Because Rick represents something us in the autistic community need so badly on TV, and that is complex, original autistic characters, rather than autistic charicatures.

Autistic people need to be allowed to be depicted as people, and that doesn’t always necessarily mean ‘good’ people. Because not all people - neurotypical or autistic - are ‘good’ people in real life. We don’t expect non-disabled characters to be morally black or white, so why do we expect this from characters with disabilities?

There is nothing wrong with creating a flawed, damaged or destructive autistic character. The problems occur when a character’s flawed, damaged and destructive behaviour is immediately linked back to their autism. Which in most cases it invariably seems to be. 

Rick is a very damaged, incredibly flawed individual. He’s selfish, manipulative, completely morally bankrupt and basically just one big, collossal twat. 

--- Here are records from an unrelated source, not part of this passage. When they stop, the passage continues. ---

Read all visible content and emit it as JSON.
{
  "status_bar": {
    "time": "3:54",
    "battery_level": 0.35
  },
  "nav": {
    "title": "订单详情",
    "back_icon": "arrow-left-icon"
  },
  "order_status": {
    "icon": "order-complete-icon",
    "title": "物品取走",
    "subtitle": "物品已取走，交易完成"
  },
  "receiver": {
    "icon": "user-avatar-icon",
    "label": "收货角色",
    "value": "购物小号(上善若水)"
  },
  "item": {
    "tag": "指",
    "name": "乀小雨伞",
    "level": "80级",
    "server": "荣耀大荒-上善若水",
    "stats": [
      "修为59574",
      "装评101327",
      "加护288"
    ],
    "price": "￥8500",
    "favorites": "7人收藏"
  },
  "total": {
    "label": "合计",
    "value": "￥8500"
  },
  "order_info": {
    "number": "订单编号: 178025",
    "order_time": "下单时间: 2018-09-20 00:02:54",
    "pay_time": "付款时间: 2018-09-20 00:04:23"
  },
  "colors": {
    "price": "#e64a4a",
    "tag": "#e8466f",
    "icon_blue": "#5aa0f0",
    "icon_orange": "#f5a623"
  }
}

But at no stage is it ever implied that this is down to him being autistic. Rather, the blame is blatantly and repeatedly assigned to its one true source: Rick himself. Rick himself is clearly the product of his own bad choices, selfish actions, unhealthy coping mechanisms and flat-out refusal to ever address his catastrophic mental health problems. The revelation that Rick happens to be autistic is never presented as an explanation - or excuse - for the way he has been up till now. 

Is Rick the most positive representation of autistic characters out there? Hell no!

But does he represent a shift from creating rigid, overly-pathologised autistic characters to more human, nuanced characters who are capable of making their own mistakes and forming their own independant, complex personalities? Hell yes!

And I for one welcome this kind of representation.

There’s this myth amongst healthy people that being chronically ill exists in a vacuum. That yes, you lose your health, but everything else in life stays the same. And that’s just not even close to the truth. Being sick affects everything. Not a single aspect of life is left unchanged. 

Chronic illness changes everything- the friends you have, the food you eat, the movies you can watch, the hobbies you do, your job, your education, your family, your relationships, etc, etc, etc. 

There is no such thing as “just health,” or “just physical ability.”  Chronic illness is a malignancy, and it slithers its way into each and every aspect of a person’s life.